MacDisk is an utility for reading, writing and formatting Apple Macintosh
magnetic media on an IBM compatible PC, without any hardware modification of
the computer and without any add-on.
MacDisk is a 32-bit application and runs under all recent versions of Windows (Vista and 7/8 included, even 64 bits).
Macintosh CD-ROMs are managed as read-only volumes. If you want to create
Macintosh CD-ROMs or DVD-ROMs on your PC, please check
All kinds of Zip cartridges are supported (be it on SCSI bus, on USB bus, on IDE/ATAPI bus or on the parallel port).
Under Windows 2000 and higher, we don't use the Aspi layer any more, but a service launched under the local system. See the MacDisk data sheet and the Lsdiorw page.
MacDisk manage the old HFS volumes (classical magnetic Macintosh media)and the recent HFS+
format (also called Extended Mac OS, journalled or not).
MacDisk, when launched from a Windows partition created by the boot manager Bootcamp on a Macintosh with Intel processor, can access the Macintosh partition to copy files back and forth.
MacDisk is aimed at all users needing to exchange data files between the
Macintosh and the PC.
MacDisk is an indispensable tool for data exchanges between sibling applications that exist in both Macintosh and PC (Windows) versions, like MS-Word, MS-Excel, PageMaker, Quark Xpress as well as transfering compatible data formats (Ascii, graphical files).
To get a better understanding of MacDisk features, you can download the Help File.
MacDisk is a 32-bit program. The latest version for Windows 2000 and higher adds
many new functions: it now supports all CD-ROM drives (SCSI, USB, IDE/ATAPI),
all kinds of CD-ROMs (HFS, HFS+, hybrid, even multi-session ones). The 32-bit
version is much faster than former ones. For an example, a 80-MB file is copied
from the CD-ROM drive to the hard disk in less than a minute!
More, the new interface offers an Explorer bar to navigate the Macintosh volume and a listview which allows to sort the items according to the name, to the type, to the data or resource length, to the creation/modification date and to the signature.
This feature is very interesting, for an example if you get an USB token with
both Word and Excel files. A sort according to the signature will allow you to
copy selectively the Word files in a specific subfolder and the Excel files in
another one. Likewise, if you do DTP, you'll be able to copy selectively the
Tiff pictures, the EPS files and the layouts.
See our Preview Page on its new features and its new user interface (with numerous screen captures).
MacDisk cannot read Apple Macintosh DD (400 KB or 800 KB) floppy disks.
Apple chose to implement the GCR coding (Group Coded Recording) with

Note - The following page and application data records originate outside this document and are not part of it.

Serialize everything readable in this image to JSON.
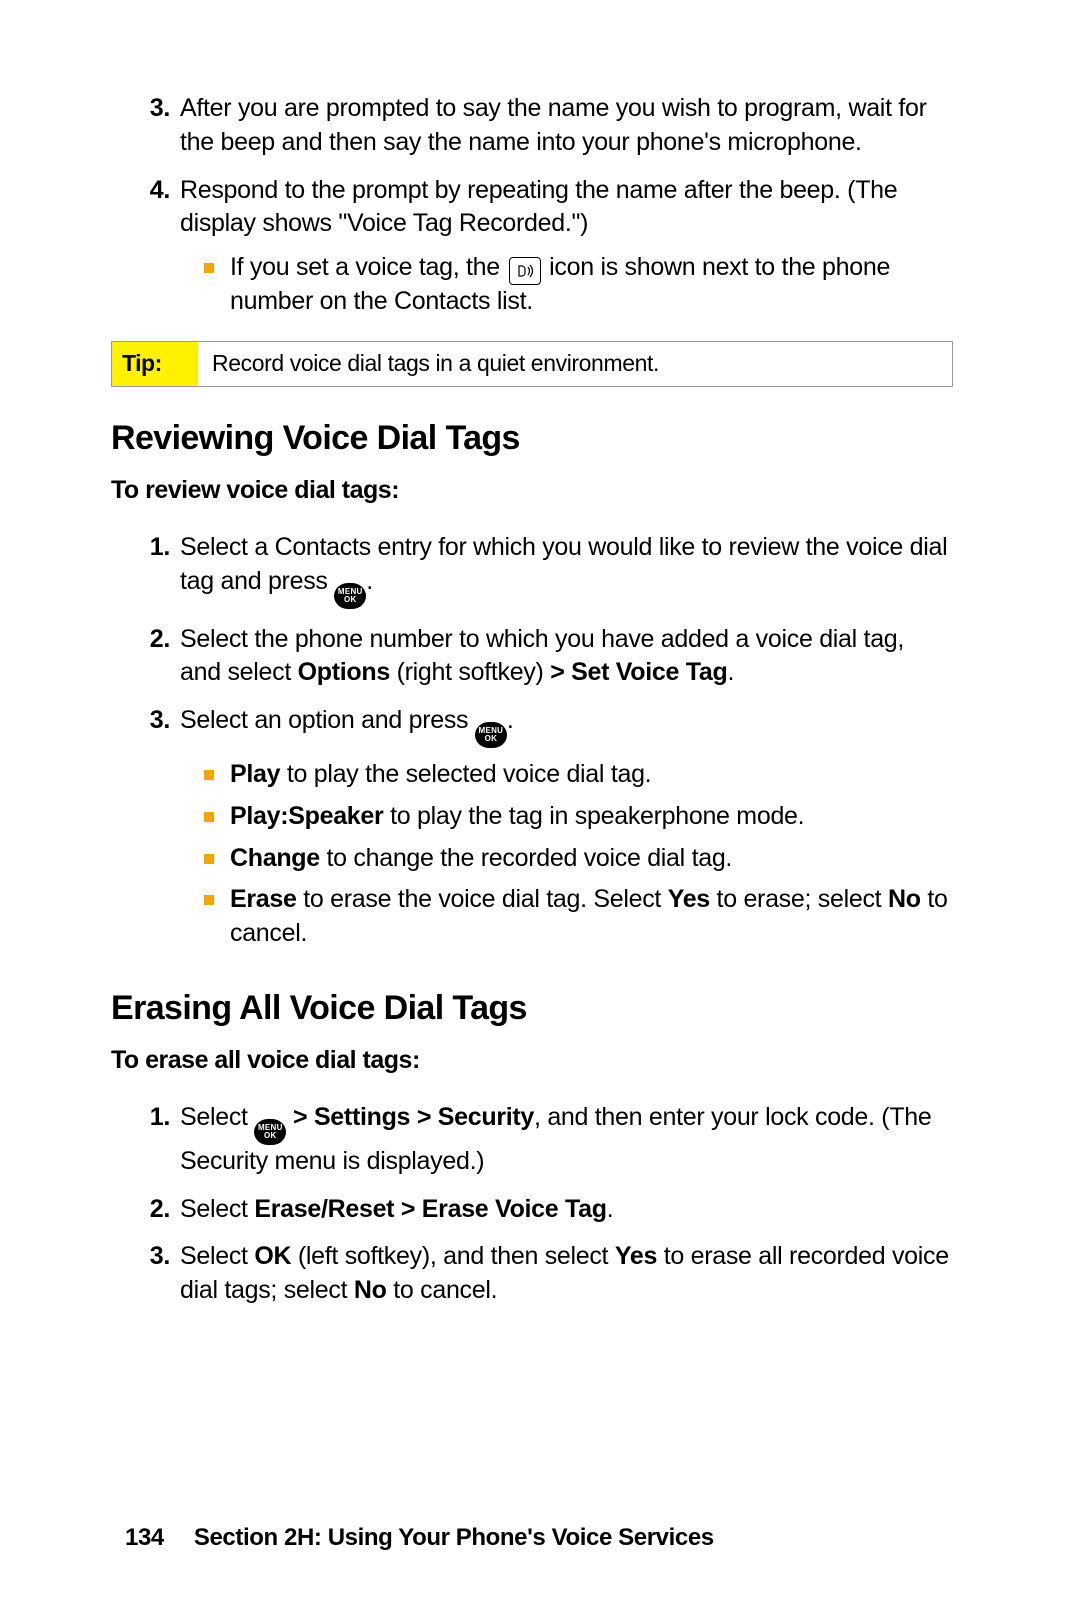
{
  "top_steps": {
    "step3": {
      "num": "3.",
      "text": "After you are prompted to say the name you wish to program, wait for the beep and then say the name into your phone's microphone."
    },
    "step4": {
      "num": "4.",
      "text": "Respond to the prompt by repeating the name after the beep. (The display shows \"Voice Tag Recorded.\")",
      "sub_a_before": "If you set a voice tag, the ",
      "sub_a_after": " icon is shown next to the phone number on the Contacts list."
    }
  },
  "tip": {
    "label": "Tip:",
    "text": "Record voice dial tags in a quiet environment."
  },
  "reviewing": {
    "heading": "Reviewing Voice Dial Tags",
    "lead": "To review voice dial tags:",
    "step1": {
      "num": "1.",
      "before": "Select a Contacts entry for which you would like to review the voice dial tag and press ",
      "after": "."
    },
    "step2": {
      "num": "2.",
      "pre": "Select the phone number to which you have added a voice dial tag, and select ",
      "options": "Options",
      "mid": " (right softkey)",
      "gt": " > ",
      "setvoicetag": "Set Voice Tag",
      "end": "."
    },
    "step3": {
      "num": "3.",
      "before": "Select an option and press ",
      "after": ".",
      "play_b": "Play",
      "play_t": " to play the selected voice dial tag.",
      "playsp_b": "Play:Speaker",
      "playsp_t": " to play the tag in speakerphone mode.",
      "change_b": "Change",
      "change_t": " to change the recorded voice dial tag.",
      "erase_b": "Erase",
      "erase_mid": " to erase the voice dial tag. Select ",
      "erase_yes": "Yes",
      "erase_mid2": " to erase; select ",
      "erase_no": "No",
      "erase_end": " to cancel."
    }
  },
  "erasing": {
    "heading": "Erasing All Voice Dial Tags",
    "lead": "To erase all voice dial tags:",
    "step1": {
      "num": "1.",
      "before": "Select ",
      "gt1": " > ",
      "settings": "Settings",
      "gt2": " > ",
      "security": "Security",
      "after": ", and then enter your lock code. (The Security menu is displayed.)"
    },
    "step2": {
      "num": "2.",
      "pre": "Select ",
      "path": "Erase/Reset > Erase Voice Tag",
      "end": "."
    },
    "step3": {
      "num": "3.",
      "pre": "Select ",
      "ok": "OK",
      "mid1": " (left softkey), and then select ",
      "yes": "Yes",
      "mid2": " to erase all recorded voice dial tags; select ",
      "no": "No",
      "end": " to cancel."
    }
  },
  "footer": {
    "page": "134",
    "section": "Section 2H: Using Your Phone's Voice Services"
  },
  "icons": {
    "menu": "MENU",
    "ok": "OK"
  }
}
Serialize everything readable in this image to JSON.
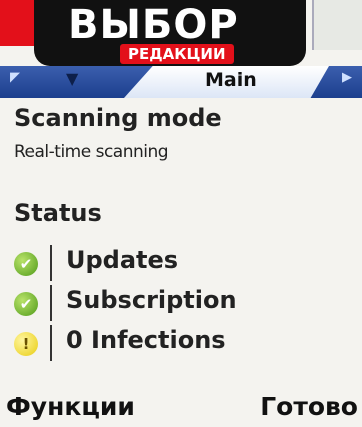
{
  "overlay": {
    "badge_title": "ВЫБОР",
    "badge_subtitle": "РЕДАКЦИИ"
  },
  "tabbar": {
    "active_tab": "Main",
    "left_arrow": "◤",
    "right_arrow": "▶",
    "chevron": "▼"
  },
  "scanning": {
    "title": "Scanning mode",
    "value": "Real-time scanning"
  },
  "status": {
    "title": "Status",
    "items": [
      {
        "label": "Updates",
        "icon": "check-icon",
        "glyph": "✔",
        "state": "ok"
      },
      {
        "label": "Subscription",
        "icon": "check-icon",
        "glyph": "✔",
        "state": "ok"
      },
      {
        "label": "0 Infections",
        "icon": "warning-icon",
        "glyph": "!",
        "state": "warning"
      }
    ]
  },
  "softkeys": {
    "left": "Функции",
    "right": "Готово"
  },
  "colors": {
    "tabbar": "#1c3f8e",
    "ok": "#4f9a18",
    "warning": "#e8cc10",
    "badge_red": "#e3101a"
  }
}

a variable spindle speed to squeeze more data on the outer tracks of the medium.
There are no software solutions to mimic that on the PC, and the existing

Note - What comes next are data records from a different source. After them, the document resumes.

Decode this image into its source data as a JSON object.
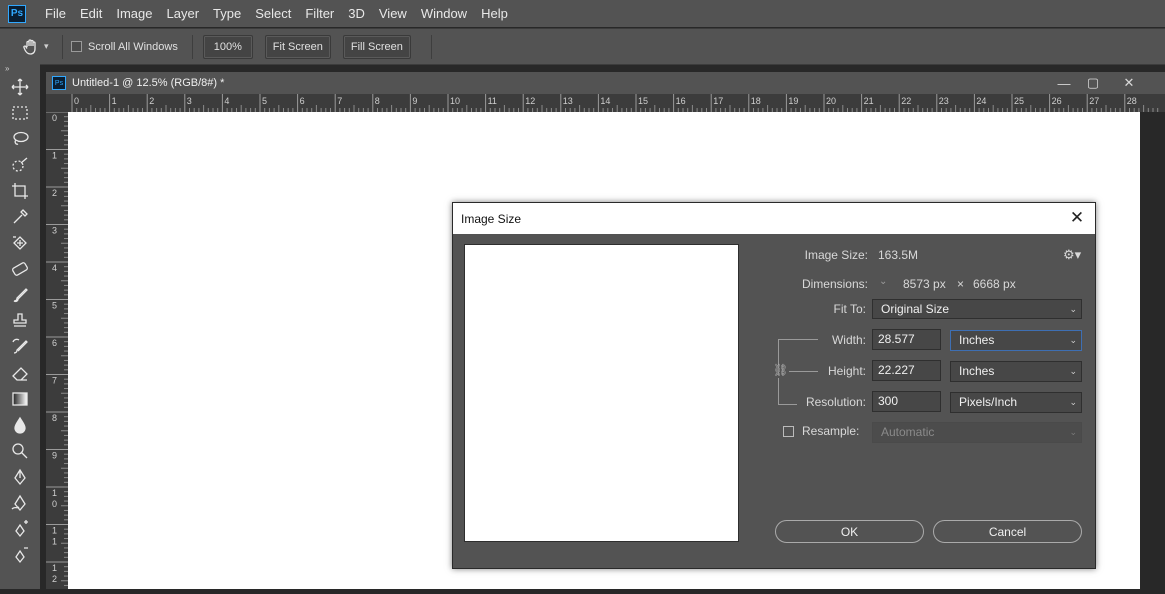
{
  "app": {
    "logo": "Ps"
  },
  "menu": [
    "File",
    "Edit",
    "Image",
    "Layer",
    "Type",
    "Select",
    "Filter",
    "3D",
    "View",
    "Window",
    "Help"
  ],
  "options": {
    "tool_icon": "hand-icon",
    "scroll_all_label": "Scroll All Windows",
    "zoom_100_label": "100%",
    "fit_screen_label": "Fit Screen",
    "fill_screen_label": "Fill Screen"
  },
  "toolbar": {
    "collapse_glyph": "»",
    "tools": [
      "move-icon",
      "marquee-icon",
      "lasso-icon",
      "quick-select-icon",
      "crop-icon",
      "eyedropper-icon",
      "healing-brush-icon",
      "patch-icon",
      "brush-icon",
      "stamp-icon",
      "history-brush-icon",
      "eraser-icon",
      "gradient-icon",
      "blur-icon",
      "dodge-icon",
      "pen-icon",
      "freeform-pen-icon",
      "add-anchor-icon",
      "delete-anchor-icon"
    ]
  },
  "document": {
    "tab_title": "Untitled-1 @ 12.5% (RGB/8#) *",
    "ruler_top": [
      "0",
      "1",
      "2",
      "3",
      "4",
      "5",
      "6",
      "7",
      "8",
      "9",
      "10",
      "11",
      "12",
      "13",
      "14",
      "15",
      "16",
      "17",
      "18",
      "19",
      "20",
      "21",
      "22",
      "23",
      "24",
      "25",
      "26",
      "27",
      "28"
    ],
    "ruler_left": [
      "0",
      "1",
      "2",
      "3",
      "4",
      "5",
      "6",
      "7",
      "8",
      "9",
      "1\n0",
      "1\n1",
      "1\n2"
    ]
  },
  "dialog": {
    "title": "Image Size",
    "image_size_label": "Image Size:",
    "image_size_value": "163.5M",
    "dimensions_label": "Dimensions:",
    "dim_width": "8573 px",
    "dim_times": "×",
    "dim_height": "6668 px",
    "fit_to_label": "Fit To:",
    "fit_to_value": "Original Size",
    "width_label": "Width:",
    "width_value": "28.577",
    "width_unit": "Inches",
    "height_label": "Height:",
    "height_value": "22.227",
    "height_unit": "Inches",
    "resolution_label": "Resolution:",
    "resolution_value": "300",
    "resolution_unit": "Pixels/Inch",
    "resample_label": "Resample:",
    "resample_value": "Automatic",
    "ok_label": "OK",
    "cancel_label": "Cancel"
  }
}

hardware solutions become more and more of "historical nature" (Central Point
Option Board DeLuxe, Apple external floppy drive connected to a MicroSolution
However, I recently learned that one of those cards is still available: the Catweasel board can read DD images with a normal PC-floppy (connected to it) as well as many other formats.
For the time being, the only practical solutions is to find a working Macintosh with a floppy drive to copy the files onto another floppy (HD) or another medium.
MacDisk manages the Macintosh signatures and adds
a corresponding extension to the files copied from the Mac to the PC.
Conversely, MacDisk gives a signature to the files copied on the Macintosh
volume to make "double-clickable" icons. The lookup table is freely editable
(with the SignEdit utility).
MacDisk is a low-level disk utility and not a conversion program. It doesn't modify the contents of the files (to avoid yet another source of problems). It is bundled with MacText, a little text converter aimed at some Macintosh text formats.
Most big applications existing on both platforms open the files created on the other platform. That is, Word for Windows opens Word Mac files. This holds true also for Excel, PageMaker, Xpress and many others. See our Hints & Tips for more information about converting and transferring data files between Macintosh and PC.
From version 4.5, MacDisk offers certain features to transfer and convert
font files between the Macintosh and the PC.